# yum grouplist
# yum grouplist my*
bla bla bla..
-Install Apache using groupinstall
yum groupinstall "Web Server"
Start Apache and set it to start on boot:
# service httpd start
# chkconfig httpd on
-Install MySQL server
yum groupinstall "MySQL Database server"
Start MySQL and set it to start at boot time:
service mysqld start
chkconfig mysqld on
Set root’s password to MySQL and get MySQL production-ready:

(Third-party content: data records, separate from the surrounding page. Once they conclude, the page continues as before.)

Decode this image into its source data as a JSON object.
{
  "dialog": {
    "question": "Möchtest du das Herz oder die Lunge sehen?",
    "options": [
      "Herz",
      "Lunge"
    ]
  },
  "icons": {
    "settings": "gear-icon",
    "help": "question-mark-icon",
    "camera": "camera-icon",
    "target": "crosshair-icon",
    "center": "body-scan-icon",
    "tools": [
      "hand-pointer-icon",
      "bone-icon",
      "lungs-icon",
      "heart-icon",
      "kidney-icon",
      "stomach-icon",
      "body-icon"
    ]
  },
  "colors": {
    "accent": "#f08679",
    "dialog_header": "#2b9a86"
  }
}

# /usr/bin/mysql_secure_installation NOTE: RUNNING ALL PARTS OF THIS SCRIPT IS RECOMMENDED FOR ALL MySQL SERVERS IN PRODUCTION USE! PLEASE READ EACH STEP CAREFULLY! In order to log into MySQL to secure it, we'll need the current password for the root user. If you've just installed MySQL, and you haven't set the root password yet, the password will be blank, so you should just press enter here. Enter current password for root (enter for none): OK, successfully used password, moving on... Setting the root password ensures that nobody can log into the MySQL root user without the proper authorisation. Set root password? [Y/n] y New password: Re-enter new password: Password updated successfully! Reloading privilege tables.. ... Success! By default, a MySQL installation has an anonymous user, allowing anyone to log into MySQL without having to have a user account created for them. This is intended only for testing, and to make the installation go a bit smoother. You should remove them before moving into a production environment. Remove anonymous users? [Y/n] y ... Success! Normally, root should only be allowed to connect from 'localhost'. This ensures that someone cannot guess at the root password from the network. Disallow root login remotely? [Y/n] n ... skipping. By default, MySQL comes with a database named 'test' that anyone can access. This is also intended only for testing, and should be removed before moving into a production environment. Remove test database and access to it? [Y/n] y - Dropping test database... ... Success! - Removing privileges on test database... ... Success! Reloading the privilege tables will ensure that all changes made so far will take effect immediately. Reload privilege tables now? [Y/n] y ... Success! Cleaning up... All done! If you've completed all of the above steps, your MySQL installation should now be secure. Thanks for using MySQL! [root@kucing ~]#
# yum install php
-Install phpmyadmin from epel repository
yum --enablerepo=epel install phpmyadmin
click here how to install epel & rpmforge repository
# vi /etc/httpd/conf.d/phpMyAdmin.conf
Note: add IP address you permit
... Allow from 127.0.0.1 192.168.99.0/24 ...
-Open port http
Restart httpd service
# service httpd restart